I’m the bill payer in my house. Craig handles all the long-term investments, and I keep tabs on the household checking and savings accounts, write all the preschool tuition and elementary school fundraiser checks and make sure the lights stay on.
For the most part, bill paying is pretty routine. I usually wait until at least 3 bills have accumulated before taking the time to pull out the check book, stamps, return address labels and a pen. I admit that I can be pretty lazy about certain things, and while our bills are paid on time, I also admit that they are mailed much closer to their due date than the date they landed on our kitchen counter.
If a bill does happen to be paid late, it’s going to be one of the few bills we receive that does not include a return mailing envelope. Bills that come without that standard-issue envelope are always from one of our local service providers, like our pest control or security system companies. I presume they do not include a return envelope because they don’t want the added expense. Though I also presume we’re only talking about adding a few additional pennies per customer to their paper costs.
For me, not having an included envelope means that I have to locate one for myself (and also requires climbing a flight of stairs to find one). That, in turn, means that I’ll more than likely put off paying that bill for at least a few more days.
A business not getting my bill for at least a few more days means that the business has to wait longer to get paid. It also increases the likelihood that the business will issue a new invoice showing my account in the Net 31-60 day window, and each new invoice means another piece of paper, another envelope and another stamp, plus the time to process and handle it.
Back in my consumer research days, we’d classify something like an included return envelope as a basic feature that consumers expect from a business and its competitors. So by not providing that feature, a business was being judged negatively by its customers.

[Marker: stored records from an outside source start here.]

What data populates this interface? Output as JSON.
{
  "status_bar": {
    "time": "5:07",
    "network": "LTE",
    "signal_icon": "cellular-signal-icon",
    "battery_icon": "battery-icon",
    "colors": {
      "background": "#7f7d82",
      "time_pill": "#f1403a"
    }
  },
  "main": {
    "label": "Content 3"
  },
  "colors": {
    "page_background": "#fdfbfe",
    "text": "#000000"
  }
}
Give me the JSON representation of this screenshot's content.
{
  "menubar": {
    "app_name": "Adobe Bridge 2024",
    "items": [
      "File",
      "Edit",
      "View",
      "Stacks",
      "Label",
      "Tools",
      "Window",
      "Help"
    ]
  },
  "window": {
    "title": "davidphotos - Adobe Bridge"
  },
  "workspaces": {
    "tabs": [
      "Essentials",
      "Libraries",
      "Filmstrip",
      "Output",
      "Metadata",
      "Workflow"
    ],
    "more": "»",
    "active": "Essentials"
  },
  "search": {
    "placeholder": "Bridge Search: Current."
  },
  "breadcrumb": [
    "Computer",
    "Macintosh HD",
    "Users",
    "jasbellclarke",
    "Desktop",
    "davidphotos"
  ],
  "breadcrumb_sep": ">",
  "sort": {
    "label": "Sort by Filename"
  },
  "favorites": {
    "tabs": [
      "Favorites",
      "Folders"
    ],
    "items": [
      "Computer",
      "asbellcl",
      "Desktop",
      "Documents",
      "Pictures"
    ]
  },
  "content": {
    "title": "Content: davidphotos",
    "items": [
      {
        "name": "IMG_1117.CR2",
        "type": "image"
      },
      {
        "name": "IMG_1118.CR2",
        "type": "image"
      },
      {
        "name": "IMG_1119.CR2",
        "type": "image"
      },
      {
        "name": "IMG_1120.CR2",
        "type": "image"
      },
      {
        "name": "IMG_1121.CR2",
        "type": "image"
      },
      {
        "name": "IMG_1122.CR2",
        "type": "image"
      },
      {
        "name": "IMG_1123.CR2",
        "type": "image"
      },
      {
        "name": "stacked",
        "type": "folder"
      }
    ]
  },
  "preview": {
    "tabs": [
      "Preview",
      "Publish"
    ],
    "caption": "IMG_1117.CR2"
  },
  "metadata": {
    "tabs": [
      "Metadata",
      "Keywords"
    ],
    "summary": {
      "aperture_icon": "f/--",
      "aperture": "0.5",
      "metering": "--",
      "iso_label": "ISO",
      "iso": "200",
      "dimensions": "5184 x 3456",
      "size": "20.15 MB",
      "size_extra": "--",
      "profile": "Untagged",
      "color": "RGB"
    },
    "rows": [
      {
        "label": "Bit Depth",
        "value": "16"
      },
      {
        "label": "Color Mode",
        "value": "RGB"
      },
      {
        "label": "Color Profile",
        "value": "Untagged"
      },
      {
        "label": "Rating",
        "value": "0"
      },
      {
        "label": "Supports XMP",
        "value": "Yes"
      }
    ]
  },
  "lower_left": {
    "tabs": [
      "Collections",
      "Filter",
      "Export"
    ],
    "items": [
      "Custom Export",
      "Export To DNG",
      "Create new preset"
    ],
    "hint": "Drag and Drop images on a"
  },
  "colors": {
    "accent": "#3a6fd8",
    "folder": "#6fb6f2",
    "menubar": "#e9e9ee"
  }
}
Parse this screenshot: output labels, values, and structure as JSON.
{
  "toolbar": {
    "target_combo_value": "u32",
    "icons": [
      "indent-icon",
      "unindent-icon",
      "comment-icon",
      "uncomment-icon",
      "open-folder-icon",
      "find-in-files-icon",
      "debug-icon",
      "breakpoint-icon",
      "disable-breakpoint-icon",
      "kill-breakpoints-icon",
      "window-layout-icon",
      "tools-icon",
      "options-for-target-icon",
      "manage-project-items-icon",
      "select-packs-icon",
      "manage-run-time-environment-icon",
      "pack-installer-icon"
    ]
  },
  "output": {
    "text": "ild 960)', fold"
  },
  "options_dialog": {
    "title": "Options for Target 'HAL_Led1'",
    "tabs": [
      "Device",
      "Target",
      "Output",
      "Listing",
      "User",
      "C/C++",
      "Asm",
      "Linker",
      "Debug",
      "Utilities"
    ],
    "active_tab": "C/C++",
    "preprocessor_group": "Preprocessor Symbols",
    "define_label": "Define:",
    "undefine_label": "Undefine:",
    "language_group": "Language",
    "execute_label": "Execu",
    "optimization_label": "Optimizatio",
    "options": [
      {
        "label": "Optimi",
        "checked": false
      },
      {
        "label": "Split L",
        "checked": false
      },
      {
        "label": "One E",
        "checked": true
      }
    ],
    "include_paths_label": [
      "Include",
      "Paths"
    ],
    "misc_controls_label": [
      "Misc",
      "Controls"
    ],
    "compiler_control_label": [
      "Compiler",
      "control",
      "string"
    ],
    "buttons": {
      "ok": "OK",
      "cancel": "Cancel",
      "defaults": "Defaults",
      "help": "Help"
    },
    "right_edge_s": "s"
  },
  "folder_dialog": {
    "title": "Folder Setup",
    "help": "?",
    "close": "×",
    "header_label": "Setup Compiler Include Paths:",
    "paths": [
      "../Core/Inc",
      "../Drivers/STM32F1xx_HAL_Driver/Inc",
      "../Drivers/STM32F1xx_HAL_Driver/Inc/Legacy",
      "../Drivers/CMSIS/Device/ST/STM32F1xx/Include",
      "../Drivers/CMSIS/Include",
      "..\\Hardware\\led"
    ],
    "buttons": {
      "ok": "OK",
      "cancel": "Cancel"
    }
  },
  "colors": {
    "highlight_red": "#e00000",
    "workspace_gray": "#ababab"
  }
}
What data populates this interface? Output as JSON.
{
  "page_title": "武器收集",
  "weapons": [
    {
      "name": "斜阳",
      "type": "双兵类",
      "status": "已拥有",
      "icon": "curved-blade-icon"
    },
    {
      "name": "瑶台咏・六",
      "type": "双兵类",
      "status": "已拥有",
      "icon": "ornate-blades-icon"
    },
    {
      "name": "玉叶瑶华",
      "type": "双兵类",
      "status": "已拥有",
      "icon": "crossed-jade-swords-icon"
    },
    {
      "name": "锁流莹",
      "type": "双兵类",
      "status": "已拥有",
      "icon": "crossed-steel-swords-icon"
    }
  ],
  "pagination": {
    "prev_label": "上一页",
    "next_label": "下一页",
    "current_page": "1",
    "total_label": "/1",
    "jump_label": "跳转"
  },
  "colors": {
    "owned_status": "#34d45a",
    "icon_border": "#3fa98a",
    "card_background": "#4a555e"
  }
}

Taking that thought – and the fact that not providing a return envelope can have a detrimental effect on accounts due – one step further, I can’t help but think how for the cost of just a few pennies per bill mailed out, a business could significantly capitalize on that investment.